[[ Data extracts, beginning ]]
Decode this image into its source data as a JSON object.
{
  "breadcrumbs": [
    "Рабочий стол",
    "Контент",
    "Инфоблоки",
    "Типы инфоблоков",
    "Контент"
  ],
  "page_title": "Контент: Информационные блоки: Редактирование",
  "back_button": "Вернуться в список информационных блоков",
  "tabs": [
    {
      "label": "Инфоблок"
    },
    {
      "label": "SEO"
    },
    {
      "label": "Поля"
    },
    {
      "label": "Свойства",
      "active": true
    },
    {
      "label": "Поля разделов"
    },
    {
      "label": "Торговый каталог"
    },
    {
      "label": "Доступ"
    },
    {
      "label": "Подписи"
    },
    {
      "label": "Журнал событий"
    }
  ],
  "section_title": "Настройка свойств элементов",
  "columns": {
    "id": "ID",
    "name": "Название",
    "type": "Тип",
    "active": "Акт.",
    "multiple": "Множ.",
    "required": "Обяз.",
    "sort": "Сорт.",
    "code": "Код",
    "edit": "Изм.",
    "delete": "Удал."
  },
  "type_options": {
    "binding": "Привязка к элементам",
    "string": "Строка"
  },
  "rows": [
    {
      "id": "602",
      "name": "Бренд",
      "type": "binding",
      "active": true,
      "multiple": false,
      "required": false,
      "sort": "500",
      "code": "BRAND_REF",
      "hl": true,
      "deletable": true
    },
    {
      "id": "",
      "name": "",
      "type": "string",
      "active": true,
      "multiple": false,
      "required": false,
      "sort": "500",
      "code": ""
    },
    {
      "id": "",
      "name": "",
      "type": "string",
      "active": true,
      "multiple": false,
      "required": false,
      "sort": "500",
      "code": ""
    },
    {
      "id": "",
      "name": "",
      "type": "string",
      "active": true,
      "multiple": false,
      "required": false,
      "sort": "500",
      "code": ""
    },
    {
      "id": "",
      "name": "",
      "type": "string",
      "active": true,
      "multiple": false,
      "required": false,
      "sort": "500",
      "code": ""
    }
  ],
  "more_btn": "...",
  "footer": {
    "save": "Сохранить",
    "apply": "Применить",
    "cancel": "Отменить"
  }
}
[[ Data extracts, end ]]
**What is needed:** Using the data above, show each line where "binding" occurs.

**Written reply:**
    "binding": "Привязка к элементам",
      "type": "binding",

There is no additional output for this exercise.